Article 4 requires the department to provide policy guidance and advice in relation to the strategy and its implementation, and to co-ordinate its implementation. Article 5 requires all Northern Ireland and UK departments to have regard to the strategy when exercising any function in relation to development in Northern Ireland. Article 6 provides the department with the power to undertake surveys or studies for the purpose of exercising any of its functions under the order; it permits the department to consult with any persons it thinks fit for the purpose of exercising any of its functions under the order; and it also allows the department where it considers it appropriate to cause a public local inquiry to be held.
Article 7 provides the Minister for Regional Development with the power to appoint advisory bodies or committees to assist the department in the exercise of its functions under the order. Article 8 gives effect to the schedule and provides for consequential amendments.
This order permits work to continue on the completion of a regional development strategy for Northern Ireland--a strategy which the Government believe will enhance the lives and prosperity of the people of Northern Ireland. It is also important to give full effect to the new arrangements for devolved government in Northern Ireland. I beg to move.
Earl Attlee: My Lords, I am grateful to the Minister for explaining the order. I am reassured that the departments will look a long way ahead. The Minister will be relieved to hear that I do not propose to dissect the order, mainly because I am not able to. It will be interesting to see how it works, having two departments involved in the same business. Of course I know I shall have to be careful in that regard as I have just expressed

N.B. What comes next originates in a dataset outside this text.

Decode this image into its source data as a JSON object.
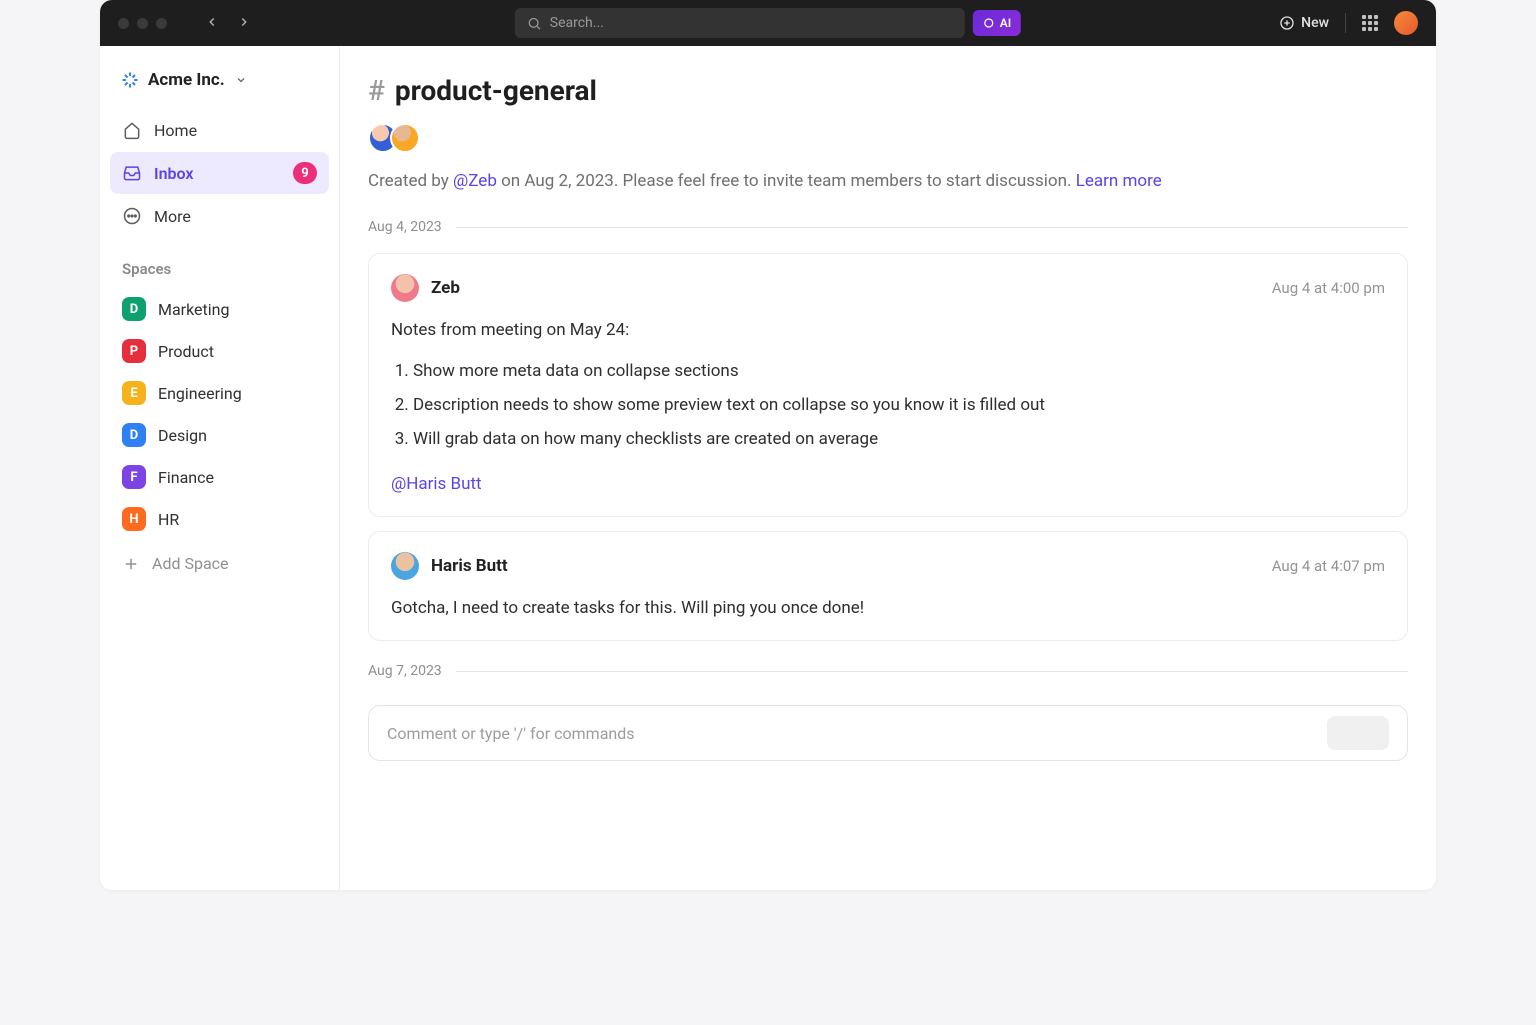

Lord Molyneaux of Killead: My Lords, I shall follow the line taken by the noble Earl, Lord Attlee, and speak briefly at this stage. One accepts that redesigning and regrouping government departments is bound to cause a degree of confusion, at least in the short term. But can one assume that this order--providing, as it does, for strategic planning and regional planning--might have a bearing on the matter I mentioned during our debate on the appropriation order in regard to Belfast international airport? Is it possible to ensure that such a major project will not be delayed by any confusion that might be caused in the short term by the transfer of these powers? While I take the point made by the Minister with regard to factory development--which is part of this project--I trust that any difficulties and obstacles can be overcome.
Lord Dubs: My Lords, in answer to the question of the noble Lord, Lord Molyneaux, clearly these changes to the planning responsibilities are designed for when devolution has occurred. I see no reason why there should be any delay in dealing with planning applications of the kind described by the noble Lord at Aldergrove airport. I see no reason why there should be any delay when the Assembly takes over. We have all the procedures in place and the departmental structures will have been rearranged to comply with the new arrangements for 10 departments. I do not believe that there will be any delay. I trust that the Assembly will move forward quickly in making decisions of the kind we are talking about. At the moment we are in discussion with the developers about the difficulty which I described and to which the noble Lord referred. I hope those difficulties can be resolved quickly. I share the noble Lord's concern that major planning applications which have a bearing on employment prospects are important and offer an economic reward if they fit in with the planning system.